■ **Dataset content**:

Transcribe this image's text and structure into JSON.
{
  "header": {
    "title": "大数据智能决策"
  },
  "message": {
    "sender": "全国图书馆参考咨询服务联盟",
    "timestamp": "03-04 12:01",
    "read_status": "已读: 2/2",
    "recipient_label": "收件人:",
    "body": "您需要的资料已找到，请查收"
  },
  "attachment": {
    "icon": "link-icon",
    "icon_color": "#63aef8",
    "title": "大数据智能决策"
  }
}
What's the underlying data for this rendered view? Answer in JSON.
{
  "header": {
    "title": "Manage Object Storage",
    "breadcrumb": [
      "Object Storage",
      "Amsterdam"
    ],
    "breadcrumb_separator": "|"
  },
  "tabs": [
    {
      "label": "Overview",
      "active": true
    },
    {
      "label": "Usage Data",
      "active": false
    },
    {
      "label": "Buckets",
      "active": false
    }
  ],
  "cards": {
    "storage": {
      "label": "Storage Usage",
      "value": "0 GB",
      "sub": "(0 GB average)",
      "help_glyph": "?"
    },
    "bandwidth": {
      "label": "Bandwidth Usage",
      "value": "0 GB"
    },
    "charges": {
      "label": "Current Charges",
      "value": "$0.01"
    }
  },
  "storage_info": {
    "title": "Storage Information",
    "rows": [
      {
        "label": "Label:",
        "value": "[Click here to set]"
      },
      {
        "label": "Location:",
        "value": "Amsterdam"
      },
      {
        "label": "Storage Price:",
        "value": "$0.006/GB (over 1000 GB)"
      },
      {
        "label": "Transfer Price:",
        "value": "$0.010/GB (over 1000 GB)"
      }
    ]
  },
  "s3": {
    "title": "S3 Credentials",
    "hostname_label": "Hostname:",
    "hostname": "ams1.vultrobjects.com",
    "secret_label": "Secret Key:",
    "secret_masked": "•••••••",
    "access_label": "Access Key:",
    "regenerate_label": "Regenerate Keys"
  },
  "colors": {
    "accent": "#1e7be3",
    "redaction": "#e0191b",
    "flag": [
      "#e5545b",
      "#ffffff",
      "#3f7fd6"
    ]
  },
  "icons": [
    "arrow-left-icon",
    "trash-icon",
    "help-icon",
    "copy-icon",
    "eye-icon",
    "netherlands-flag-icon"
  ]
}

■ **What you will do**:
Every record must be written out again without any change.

■ **Reply to the task**:
Transcribe this image's text and structure into JSON.
{
  "header": {
    "title": "大数据智能决策"
  },
  "message": {
    "sender": "全国图书馆参考咨询服务联盟",
    "timestamp": "03-04 12:01",
    "read_status": "已读: 2/2",
    "recipient_label": "收件人:",
    "body": "您需要的资料已找到，请查收"
  },
  "attachment": {
    "icon": "link-icon",
    "icon_color": "#63aef8",
    "title": "大数据智能决策"
  }
}
What's the underlying data for this rendered view? Answer in JSON.
{
  "header": {
    "title": "Manage Object Storage",
    "breadcrumb": [
      "Object Storage",
      "Amsterdam"
    ],
    "breadcrumb_separator": "|"
  },
  "tabs": [
    {
      "label": "Overview",
      "active": true
    },
    {
      "label": "Usage Data",
      "active": false
    },
    {
      "label": "Buckets",
      "active": false
    }
  ],
  "cards": {
    "storage": {
      "label": "Storage Usage",
      "value": "0 GB",
      "sub": "(0 GB average)",
      "help_glyph": "?"
    },
    "bandwidth": {
      "label": "Bandwidth Usage",
      "value": "0 GB"
    },
    "charges": {
      "label": "Current Charges",
      "value": "$0.01"
    }
  },
  "storage_info": {
    "title": "Storage Information",
    "rows": [
      {
        "label": "Label:",
        "value": "[Click here to set]"
      },
      {
        "label": "Location:",
        "value": "Amsterdam"
      },
      {
        "label": "Storage Price:",
        "value": "$0.006/GB (over 1000 GB)"
      },
      {
        "label": "Transfer Price:",
        "value": "$0.010/GB (over 1000 GB)"
      }
    ]
  },
  "s3": {
    "title": "S3 Credentials",
    "hostname_label": "Hostname:",
    "hostname": "ams1.vultrobjects.com",
    "secret_label": "Secret Key:",
    "secret_masked": "•••••••",
    "access_label": "Access Key:",
    "regenerate_label": "Regenerate Keys"
  },
  "colors": {
    "accent": "#1e7be3",
    "redaction": "#e0191b",
    "flag": [
      "#e5545b",
      "#ffffff",
      "#3f7fd6"
    ]
  },
  "icons": [
    "arrow-left-icon",
    "trash-icon",
    "help-icon",
    "copy-icon",
    "eye-icon",
    "netherlands-flag-icon"
  ]
}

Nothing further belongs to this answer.